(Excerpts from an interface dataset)
• • • • •

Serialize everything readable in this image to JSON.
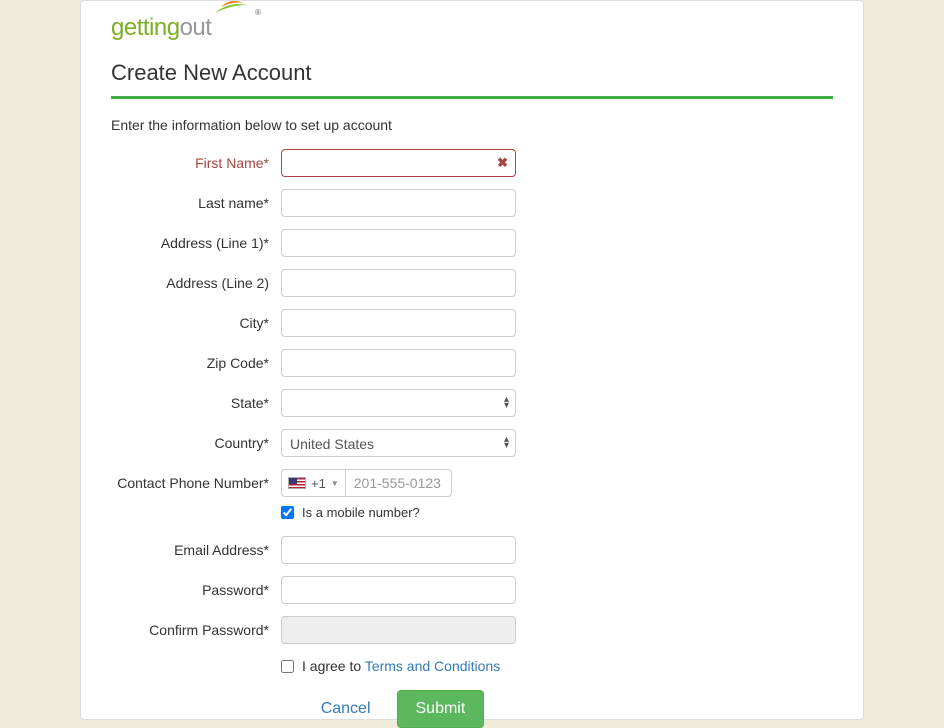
{
  "brand": {
    "part1": "getting",
    "part2": "out"
  },
  "title": "Create New Account",
  "instruction": "Enter the information below to set up account",
  "fields": {
    "first_name": {
      "label": "First Name*",
      "value": ""
    },
    "last_name": {
      "label": "Last name*",
      "value": ""
    },
    "address1": {
      "label": "Address (Line 1)*",
      "value": ""
    },
    "address2": {
      "label": "Address (Line 2)",
      "value": ""
    },
    "city": {
      "label": "City*",
      "value": ""
    },
    "zip": {
      "label": "Zip Code*",
      "value": ""
    },
    "state": {
      "label": "State*",
      "value": ""
    },
    "country": {
      "label": "Country*",
      "value": "United States"
    },
    "phone": {
      "label": "Contact Phone Number*",
      "prefix": "+1",
      "placeholder": "201-555-0123",
      "value": ""
    },
    "mobile_check": {
      "label": "Is a mobile number?",
      "checked": true
    },
    "email": {
      "label": "Email Address*",
      "value": ""
    },
    "password": {
      "label": "Password*",
      "value": ""
    },
    "confirm_password": {
      "label": "Confirm Password*",
      "value": ""
    }
  },
  "terms": {
    "prefix": "I agree to ",
    "link": "Terms and Conditions",
    "checked": false
  },
  "actions": {
    "cancel": "Cancel",
    "submit": "Submit"
  }
}
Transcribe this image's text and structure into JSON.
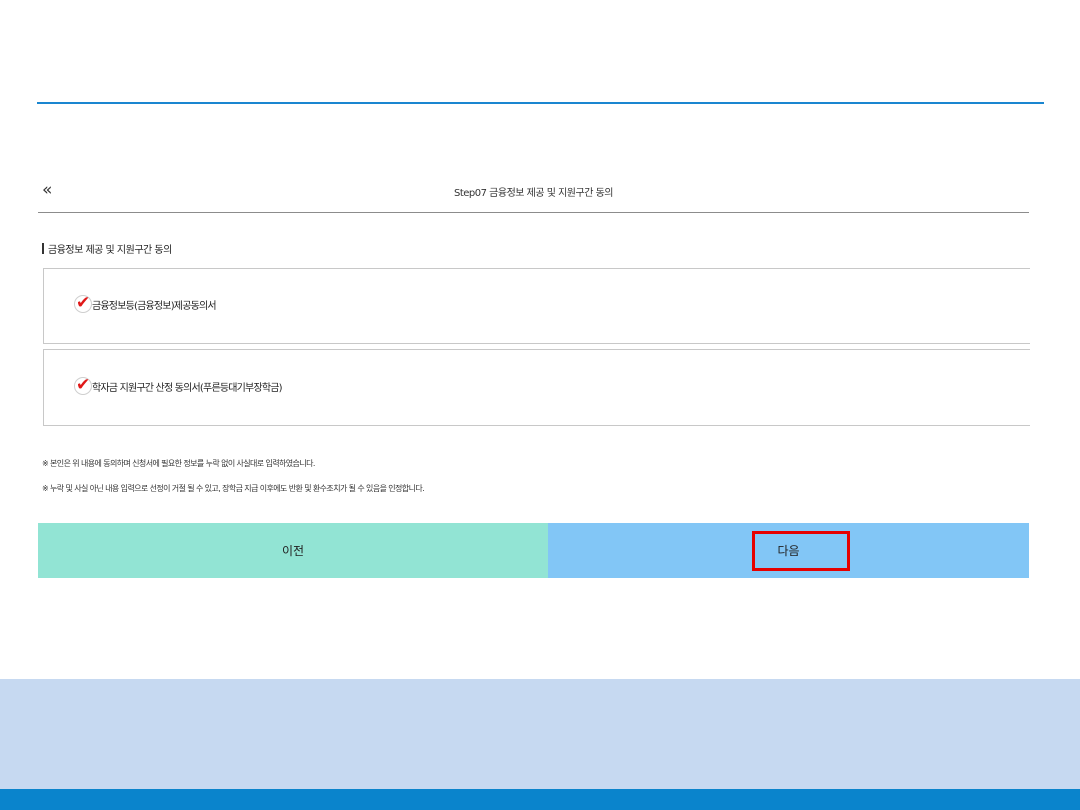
{
  "header": {
    "back_icon": "«",
    "step_title": "Step07 금융정보 제공 및 지원구간 동의"
  },
  "section": {
    "title": "금융정보 제공 및 지원구간 동의"
  },
  "agreements": [
    {
      "label": "금융정보등(금융정보)제공동의서",
      "checked": true
    },
    {
      "label": "학자금 지원구간 산정 동의서(푸른등대기부장학금)",
      "checked": true
    }
  ],
  "check_icon": "✔",
  "notices": [
    "※ 본인은 위 내용에 동의하며 신청서에 필요한 정보를 누락 없이 사실대로 입력하였습니다.",
    "※ 누락 및 사실 아닌 내용 입력으로 선정이 거절 될 수 있고, 장학금 지급 이후에도 반환 및 환수조치가 될 수 있음을 인정합니다."
  ],
  "buttons": {
    "prev": "이전",
    "next": "다음"
  },
  "colors": {
    "prev_bg": "#92e4d4",
    "next_bg": "#82c6f6",
    "highlight": "#e60000",
    "accent": "#1a86d0"
  }
}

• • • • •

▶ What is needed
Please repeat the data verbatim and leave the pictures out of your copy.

▶ Exercise output
Serialize everything readable in this image to JSON.
{
  "brand": {
    "part1": "getting",
    "part2": "out"
  },
  "title": "Create New Account",
  "instruction": "Enter the information below to set up account",
  "fields": {
    "first_name": {
      "label": "First Name*",
      "value": ""
    },
    "last_name": {
      "label": "Last name*",
      "value": ""
    },
    "address1": {
      "label": "Address (Line 1)*",
      "value": ""
    },
    "address2": {
      "label": "Address (Line 2)",
      "value": ""
    },
    "city": {
      "label": "City*",
      "value": ""
    },
    "zip": {
      "label": "Zip Code*",
      "value": ""
    },
    "state": {
      "label": "State*",
      "value": ""
    },
    "country": {
      "label": "Country*",
      "value": "United States"
    },
    "phone": {
      "label": "Contact Phone Number*",
      "prefix": "+1",
      "placeholder": "201-555-0123",
      "value": ""
    },
    "mobile_check": {
      "label": "Is a mobile number?",
      "checked": true
    },
    "email": {
      "label": "Email Address*",
      "value": ""
    },
    "password": {
      "label": "Password*",
      "value": ""
    },
    "confirm_password": {
      "label": "Confirm Password*",
      "value": ""
    }
  },
  "terms": {
    "prefix": "I agree to ",
    "link": "Terms and Conditions",
    "checked": false
  },
  "actions": {
    "cancel": "Cancel",
    "submit": "Submit"
  }
}
Transcribe this image's text and structure into JSON.
{
  "header": {
    "back_icon": "«",
    "step_title": "Step07 금융정보 제공 및 지원구간 동의"
  },
  "section": {
    "title": "금융정보 제공 및 지원구간 동의"
  },
  "agreements": [
    {
      "label": "금융정보등(금융정보)제공동의서",
      "checked": true
    },
    {
      "label": "학자금 지원구간 산정 동의서(푸른등대기부장학금)",
      "checked": true
    }
  ],
  "check_icon": "✔",
  "notices": [
    "※ 본인은 위 내용에 동의하며 신청서에 필요한 정보를 누락 없이 사실대로 입력하였습니다.",
    "※ 누락 및 사실 아닌 내용 입력으로 선정이 거절 될 수 있고, 장학금 지급 이후에도 반환 및 환수조치가 될 수 있음을 인정합니다."
  ],
  "buttons": {
    "prev": "이전",
    "next": "다음"
  },
  "colors": {
    "prev_bg": "#92e4d4",
    "next_bg": "#82c6f6",
    "highlight": "#e60000",
    "accent": "#1a86d0"
  }
}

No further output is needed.